Requirement. Every line of the records that holds the word "content" should be copied.

(Records contained in a dataset)
....
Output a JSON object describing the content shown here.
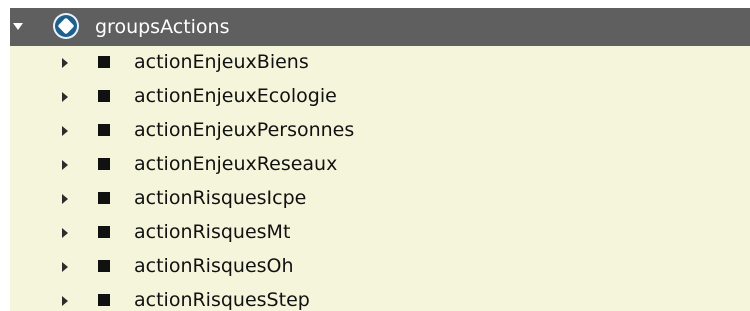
{
  "tree": {
    "group": {
      "label": "groupsActions",
      "icon": "group-icon",
      "expanded": true
    },
    "items": [
      {
        "label": "actionEnjeuxBiens",
        "icon": "square-icon"
      },
      {
        "label": "actionEnjeuxEcologie",
        "icon": "square-icon"
      },
      {
        "label": "actionEnjeuxPersonnes",
        "icon": "square-icon"
      },
      {
        "label": "actionEnjeuxReseaux",
        "icon": "square-icon"
      },
      {
        "label": "actionRisquesIcpe",
        "icon": "square-icon"
      },
      {
        "label": "actionRisquesMt",
        "icon": "square-icon"
      },
      {
        "label": "actionRisquesOh",
        "icon": "square-icon"
      },
      {
        "label": "actionRisquesStep",
        "icon": "square-icon"
      }
    ]
  },
  "colors": {
    "panel": "#f5f5dc",
    "header": "#5f5f5f",
    "text": "#111111",
    "group_icon": "#1f5f8b"
  }
}
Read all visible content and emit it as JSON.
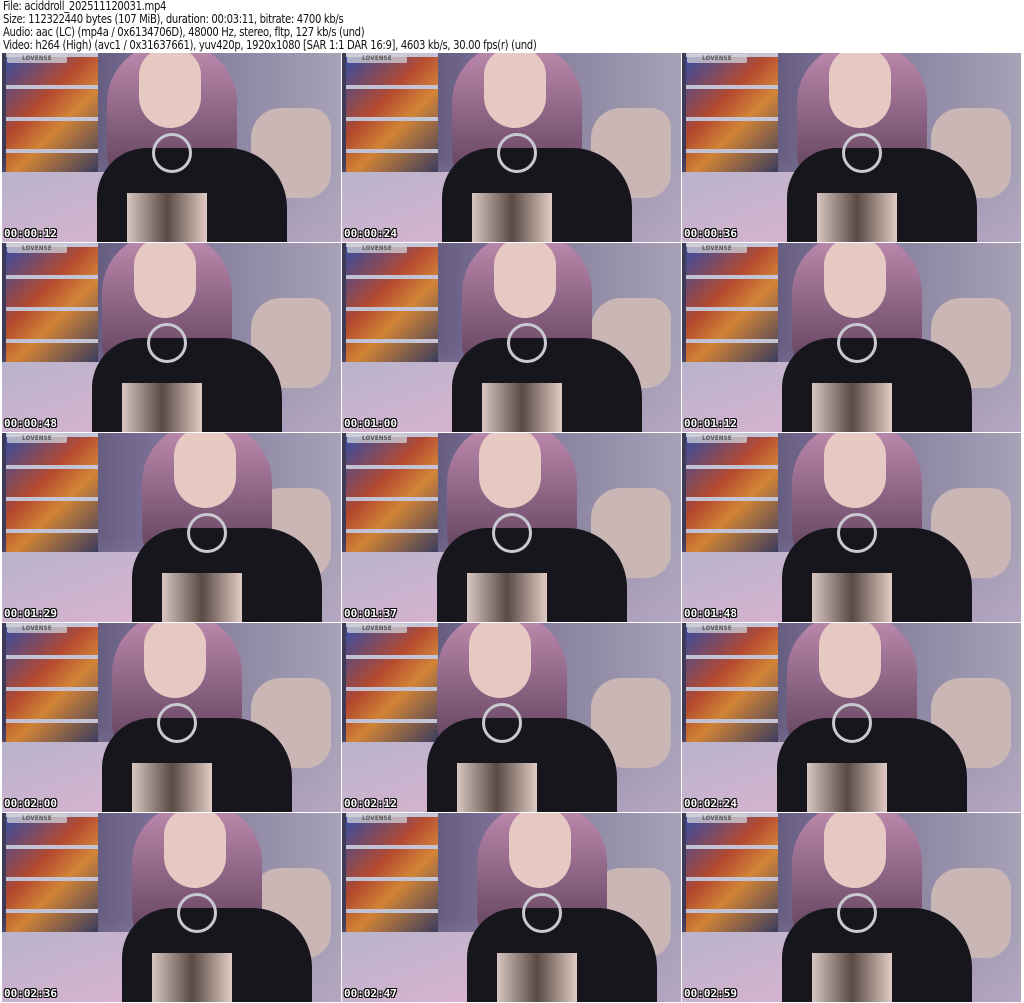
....
Answer section.
Output a JSON object describing the content shown here.
Read all visible content and emit it as JSON.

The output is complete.